What is Gingivitis?
Gingivitis is an inflammation of the gums. When left untreated, it can lead to periodontitis, which is a form of gum disease that can eventually lead to tooth decay. With early detection and proper oral hygiene, gingivitis can be reversed. Common signs of gingivitis include tender or swollen gums or gums that bleed when you brush or floss. Your gum line may appear inflamed, although some patients may not show any symptoms at all. If you suspect the presence of gingivitis, you should call our office to schedule an appointment as soon as possible.
Causes of Gingivitis
The direct cause of gingivitis is plaque buildup on your teeth as a result of improper brushing and poor oral care. When teeth are not properly taken care of, toxins and bacteria build up that can irritate the gums. Other causes include
- Hormonal changes
- Diseases such as cancer, diabetes, and HIV
- Tobacco use
- Poor diet
- Family history
Treatment for Gingivitis

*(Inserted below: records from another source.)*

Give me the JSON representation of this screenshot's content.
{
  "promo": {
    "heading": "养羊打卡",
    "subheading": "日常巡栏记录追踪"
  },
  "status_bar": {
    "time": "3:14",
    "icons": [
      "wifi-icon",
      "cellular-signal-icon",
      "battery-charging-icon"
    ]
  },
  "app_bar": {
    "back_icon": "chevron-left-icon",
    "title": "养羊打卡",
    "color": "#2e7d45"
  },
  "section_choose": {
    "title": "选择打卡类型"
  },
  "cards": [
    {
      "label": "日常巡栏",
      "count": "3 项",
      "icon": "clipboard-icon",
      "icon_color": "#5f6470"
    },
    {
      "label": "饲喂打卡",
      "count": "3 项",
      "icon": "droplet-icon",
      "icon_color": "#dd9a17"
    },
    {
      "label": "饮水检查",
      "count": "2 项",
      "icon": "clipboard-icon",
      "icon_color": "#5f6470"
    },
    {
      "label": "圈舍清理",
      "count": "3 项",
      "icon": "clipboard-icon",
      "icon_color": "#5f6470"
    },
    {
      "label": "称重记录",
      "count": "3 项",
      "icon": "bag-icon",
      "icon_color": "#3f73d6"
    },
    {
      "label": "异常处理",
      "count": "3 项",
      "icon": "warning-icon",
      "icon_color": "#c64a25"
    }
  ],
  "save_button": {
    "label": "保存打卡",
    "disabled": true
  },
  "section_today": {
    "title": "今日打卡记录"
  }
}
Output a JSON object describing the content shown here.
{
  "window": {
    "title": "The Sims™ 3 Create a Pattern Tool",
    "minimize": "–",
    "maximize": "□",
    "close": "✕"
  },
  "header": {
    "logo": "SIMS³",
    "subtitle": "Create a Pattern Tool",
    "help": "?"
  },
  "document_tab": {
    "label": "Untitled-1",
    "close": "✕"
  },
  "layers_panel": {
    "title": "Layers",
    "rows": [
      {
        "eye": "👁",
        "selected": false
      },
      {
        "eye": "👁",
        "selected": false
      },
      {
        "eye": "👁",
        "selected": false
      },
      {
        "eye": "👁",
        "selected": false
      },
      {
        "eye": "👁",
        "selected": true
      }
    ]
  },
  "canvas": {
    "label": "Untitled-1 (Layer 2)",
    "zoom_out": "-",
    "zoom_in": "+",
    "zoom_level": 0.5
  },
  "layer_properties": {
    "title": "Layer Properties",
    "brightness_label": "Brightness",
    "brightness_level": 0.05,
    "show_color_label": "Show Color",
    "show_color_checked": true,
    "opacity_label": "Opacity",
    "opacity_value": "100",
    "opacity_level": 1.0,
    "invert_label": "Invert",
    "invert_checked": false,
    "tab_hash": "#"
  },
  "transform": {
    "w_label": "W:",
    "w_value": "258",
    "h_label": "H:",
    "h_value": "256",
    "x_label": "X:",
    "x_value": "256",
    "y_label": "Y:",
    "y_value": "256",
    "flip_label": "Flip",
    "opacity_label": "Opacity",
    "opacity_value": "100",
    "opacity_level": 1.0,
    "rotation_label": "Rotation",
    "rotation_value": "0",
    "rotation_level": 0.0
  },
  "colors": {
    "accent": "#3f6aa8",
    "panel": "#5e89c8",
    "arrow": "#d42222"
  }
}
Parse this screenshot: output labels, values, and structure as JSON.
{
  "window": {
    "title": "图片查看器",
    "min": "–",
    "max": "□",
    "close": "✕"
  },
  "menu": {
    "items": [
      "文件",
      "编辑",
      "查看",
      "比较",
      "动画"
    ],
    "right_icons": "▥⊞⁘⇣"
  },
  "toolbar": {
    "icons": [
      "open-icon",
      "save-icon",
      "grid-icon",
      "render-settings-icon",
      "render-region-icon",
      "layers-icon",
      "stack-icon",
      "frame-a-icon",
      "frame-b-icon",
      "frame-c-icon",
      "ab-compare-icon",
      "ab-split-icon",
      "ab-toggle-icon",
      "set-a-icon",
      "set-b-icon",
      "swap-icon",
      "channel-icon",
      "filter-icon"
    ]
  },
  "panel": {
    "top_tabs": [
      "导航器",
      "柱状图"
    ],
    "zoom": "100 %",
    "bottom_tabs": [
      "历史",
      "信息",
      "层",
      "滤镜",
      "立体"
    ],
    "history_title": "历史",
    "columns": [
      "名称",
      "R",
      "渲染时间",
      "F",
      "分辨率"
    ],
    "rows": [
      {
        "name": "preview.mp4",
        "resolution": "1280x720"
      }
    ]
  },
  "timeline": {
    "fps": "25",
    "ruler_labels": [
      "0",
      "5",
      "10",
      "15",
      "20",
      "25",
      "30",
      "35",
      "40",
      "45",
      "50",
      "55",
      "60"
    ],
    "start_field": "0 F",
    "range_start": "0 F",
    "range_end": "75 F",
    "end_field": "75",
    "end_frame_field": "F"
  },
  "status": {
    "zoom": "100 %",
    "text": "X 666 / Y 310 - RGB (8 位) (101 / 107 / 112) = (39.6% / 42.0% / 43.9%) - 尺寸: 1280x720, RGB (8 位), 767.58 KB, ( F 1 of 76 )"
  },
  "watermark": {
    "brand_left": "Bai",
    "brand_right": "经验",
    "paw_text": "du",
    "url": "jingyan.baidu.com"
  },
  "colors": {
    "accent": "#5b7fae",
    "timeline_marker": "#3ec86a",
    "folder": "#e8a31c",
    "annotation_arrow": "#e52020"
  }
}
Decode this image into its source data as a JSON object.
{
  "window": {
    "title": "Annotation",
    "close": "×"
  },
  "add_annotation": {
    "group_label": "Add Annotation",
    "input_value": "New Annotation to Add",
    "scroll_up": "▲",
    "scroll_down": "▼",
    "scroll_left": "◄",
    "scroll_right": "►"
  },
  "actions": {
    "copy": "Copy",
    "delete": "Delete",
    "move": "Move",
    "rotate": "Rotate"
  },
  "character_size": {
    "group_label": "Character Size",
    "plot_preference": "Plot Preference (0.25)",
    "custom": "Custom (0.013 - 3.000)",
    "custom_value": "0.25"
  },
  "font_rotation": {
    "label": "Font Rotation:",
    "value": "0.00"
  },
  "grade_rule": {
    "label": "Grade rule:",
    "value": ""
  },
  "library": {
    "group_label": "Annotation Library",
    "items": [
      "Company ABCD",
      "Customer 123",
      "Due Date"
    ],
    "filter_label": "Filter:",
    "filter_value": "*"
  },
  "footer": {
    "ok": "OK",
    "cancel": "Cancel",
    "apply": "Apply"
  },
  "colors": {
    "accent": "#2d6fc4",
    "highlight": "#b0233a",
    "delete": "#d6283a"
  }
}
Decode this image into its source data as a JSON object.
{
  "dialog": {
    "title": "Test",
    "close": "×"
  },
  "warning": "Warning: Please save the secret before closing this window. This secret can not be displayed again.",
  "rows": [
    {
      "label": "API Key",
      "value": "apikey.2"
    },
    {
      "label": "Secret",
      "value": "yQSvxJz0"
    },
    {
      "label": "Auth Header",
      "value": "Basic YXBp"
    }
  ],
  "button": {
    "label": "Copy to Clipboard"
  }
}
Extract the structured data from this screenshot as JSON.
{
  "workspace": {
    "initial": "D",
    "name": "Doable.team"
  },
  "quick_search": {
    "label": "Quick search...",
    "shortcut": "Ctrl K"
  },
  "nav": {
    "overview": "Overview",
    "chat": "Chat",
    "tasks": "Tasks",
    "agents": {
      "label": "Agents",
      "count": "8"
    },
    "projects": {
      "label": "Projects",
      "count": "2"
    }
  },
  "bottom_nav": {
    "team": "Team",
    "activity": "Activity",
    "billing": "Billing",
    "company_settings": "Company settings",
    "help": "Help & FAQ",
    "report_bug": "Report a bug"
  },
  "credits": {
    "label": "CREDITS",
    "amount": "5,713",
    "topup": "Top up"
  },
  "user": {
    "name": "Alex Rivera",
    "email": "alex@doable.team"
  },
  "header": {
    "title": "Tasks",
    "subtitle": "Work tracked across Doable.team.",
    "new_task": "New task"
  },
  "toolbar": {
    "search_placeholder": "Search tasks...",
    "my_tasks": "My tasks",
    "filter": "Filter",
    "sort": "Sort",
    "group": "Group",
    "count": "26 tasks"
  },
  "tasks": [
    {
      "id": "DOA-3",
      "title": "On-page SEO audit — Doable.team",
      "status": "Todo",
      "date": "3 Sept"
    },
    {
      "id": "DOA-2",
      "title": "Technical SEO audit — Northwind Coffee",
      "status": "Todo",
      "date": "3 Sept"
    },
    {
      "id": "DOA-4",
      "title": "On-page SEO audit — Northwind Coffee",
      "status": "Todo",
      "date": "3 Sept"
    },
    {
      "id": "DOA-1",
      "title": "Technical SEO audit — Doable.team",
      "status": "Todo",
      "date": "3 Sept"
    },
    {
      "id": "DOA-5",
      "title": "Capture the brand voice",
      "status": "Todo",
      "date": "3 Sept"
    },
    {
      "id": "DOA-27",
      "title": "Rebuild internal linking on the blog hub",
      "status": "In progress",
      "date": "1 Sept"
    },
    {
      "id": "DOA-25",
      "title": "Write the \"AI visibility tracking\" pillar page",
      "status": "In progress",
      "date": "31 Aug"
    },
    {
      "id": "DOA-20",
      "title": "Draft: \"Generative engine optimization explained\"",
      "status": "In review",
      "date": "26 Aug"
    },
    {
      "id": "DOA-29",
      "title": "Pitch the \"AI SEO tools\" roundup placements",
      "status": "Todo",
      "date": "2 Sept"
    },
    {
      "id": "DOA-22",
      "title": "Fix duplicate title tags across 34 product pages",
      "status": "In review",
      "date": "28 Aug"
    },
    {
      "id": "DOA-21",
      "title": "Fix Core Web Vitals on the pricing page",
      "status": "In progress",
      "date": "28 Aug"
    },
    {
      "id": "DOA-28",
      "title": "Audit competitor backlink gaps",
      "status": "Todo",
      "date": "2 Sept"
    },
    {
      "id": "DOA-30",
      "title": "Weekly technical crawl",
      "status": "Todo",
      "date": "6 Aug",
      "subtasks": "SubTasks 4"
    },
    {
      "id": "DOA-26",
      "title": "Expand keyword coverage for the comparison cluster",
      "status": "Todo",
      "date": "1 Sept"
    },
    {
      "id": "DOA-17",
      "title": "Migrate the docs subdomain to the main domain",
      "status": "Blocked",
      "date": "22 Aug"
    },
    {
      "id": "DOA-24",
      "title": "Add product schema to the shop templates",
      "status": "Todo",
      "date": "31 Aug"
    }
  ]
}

The first thing to do after you suspect gingivitis is to adopt a daily routine of proper oral care and stop the use of tobacco products. When you come in for your appointment, we will perform a thorough professional cleaning that removes all traces of plaque, tartar, and bacterial products. This process is also known as root planing and scaling, which effectively removes buildup from your teeth and below your gums.
We can also address issues like poorly fitted crowns, misaligned teeth, cracks, chips, or other areas of concern that make it difficult to clean your teeth. Our staff takes pride in educating patients about proper oral hygiene techniques and will show you how to maintain proper oral health at home. You can learn more on our at-home care page.
When to See a Dentist
If you suspect gingivitis, you should schedule an appointment as soon as possible. Your dentist can evaluate the state of your gums and teeth, thoroughly clean your teeth, and diagnose any other oral health problems. You may have gingivitis if you are experiencing any of these symptoms:
- Inflamed or swollen gums
- Bleeding when you brush or floss
- Ongoing bad breath
- Receding gum line
- Painful gums
- Soft and spongy gums
- Pus, cysts, or sores that will not heal in your mouth